## DATA SHOWN
_ _ _ _ _
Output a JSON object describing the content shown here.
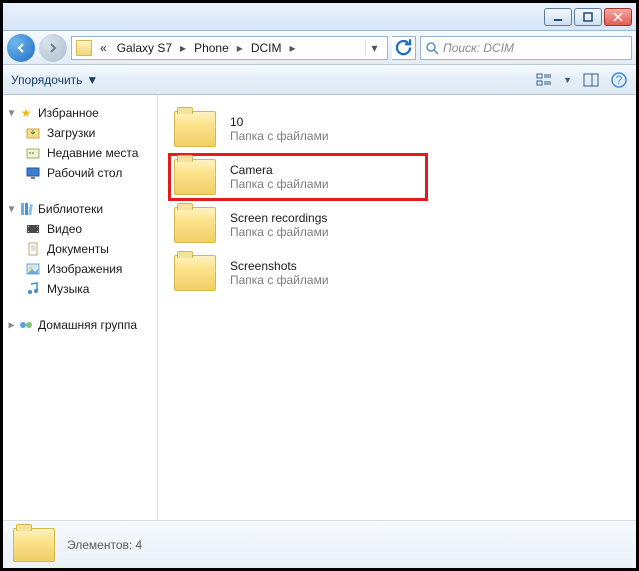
{
  "titlebar": {},
  "nav": {
    "crumbs": [
      "Galaxy S7",
      "Phone",
      "DCIM"
    ],
    "crumb_prefix": "«",
    "search_placeholder": "Поиск: DCIM"
  },
  "toolbar": {
    "organize": "Упорядочить"
  },
  "sidebar": {
    "favorites": {
      "label": "Избранное",
      "items": [
        {
          "label": "Загрузки",
          "icon": "download-icon"
        },
        {
          "label": "Недавние места",
          "icon": "recent-icon"
        },
        {
          "label": "Рабочий стол",
          "icon": "desktop-icon"
        }
      ]
    },
    "libraries": {
      "label": "Библиотеки",
      "items": [
        {
          "label": "Видео",
          "icon": "video-icon"
        },
        {
          "label": "Документы",
          "icon": "documents-icon"
        },
        {
          "label": "Изображения",
          "icon": "pictures-icon"
        },
        {
          "label": "Музыка",
          "icon": "music-icon"
        }
      ]
    },
    "homegroup": {
      "label": "Домашняя группа"
    }
  },
  "content": {
    "type_label": "Папка с файлами",
    "items": [
      {
        "name": "10",
        "highlight": false
      },
      {
        "name": "Camera",
        "highlight": true
      },
      {
        "name": "Screen recordings",
        "highlight": false
      },
      {
        "name": "Screenshots",
        "highlight": false
      }
    ]
  },
  "status": {
    "text": "Элементов: 4"
  }
}
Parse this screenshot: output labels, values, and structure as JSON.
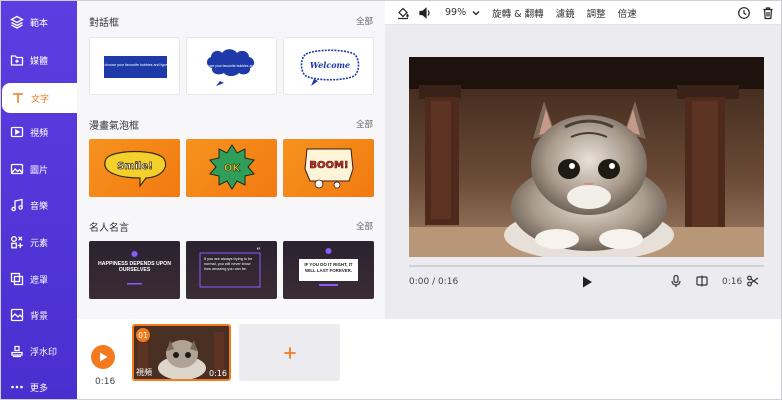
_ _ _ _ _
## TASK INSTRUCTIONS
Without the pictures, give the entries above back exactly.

## RESULT
Output a JSON object describing the content shown here.
{
  "titlebar": {},
  "nav": {
    "crumbs": [
      "Galaxy S7",
      "Phone",
      "DCIM"
    ],
    "crumb_prefix": "«",
    "search_placeholder": "Поиск: DCIM"
  },
  "toolbar": {
    "organize": "Упорядочить"
  },
  "sidebar": {
    "favorites": {
      "label": "Избранное",
      "items": [
        {
          "label": "Загрузки",
          "icon": "download-icon"
        },
        {
          "label": "Недавние места",
          "icon": "recent-icon"
        },
        {
          "label": "Рабочий стол",
          "icon": "desktop-icon"
        }
      ]
    },
    "libraries": {
      "label": "Библиотеки",
      "items": [
        {
          "label": "Видео",
          "icon": "video-icon"
        },
        {
          "label": "Документы",
          "icon": "documents-icon"
        },
        {
          "label": "Изображения",
          "icon": "pictures-icon"
        },
        {
          "label": "Музыка",
          "icon": "music-icon"
        }
      ]
    },
    "homegroup": {
      "label": "Домашняя группа"
    }
  },
  "content": {
    "type_label": "Папка с файлами",
    "items": [
      {
        "name": "10",
        "highlight": false
      },
      {
        "name": "Camera",
        "highlight": true
      },
      {
        "name": "Screen recordings",
        "highlight": false
      },
      {
        "name": "Screenshots",
        "highlight": false
      }
    ]
  },
  "status": {
    "text": "Элементов: 4"
  }
}
Parse this screenshot: output labels, values, and structure as JSON.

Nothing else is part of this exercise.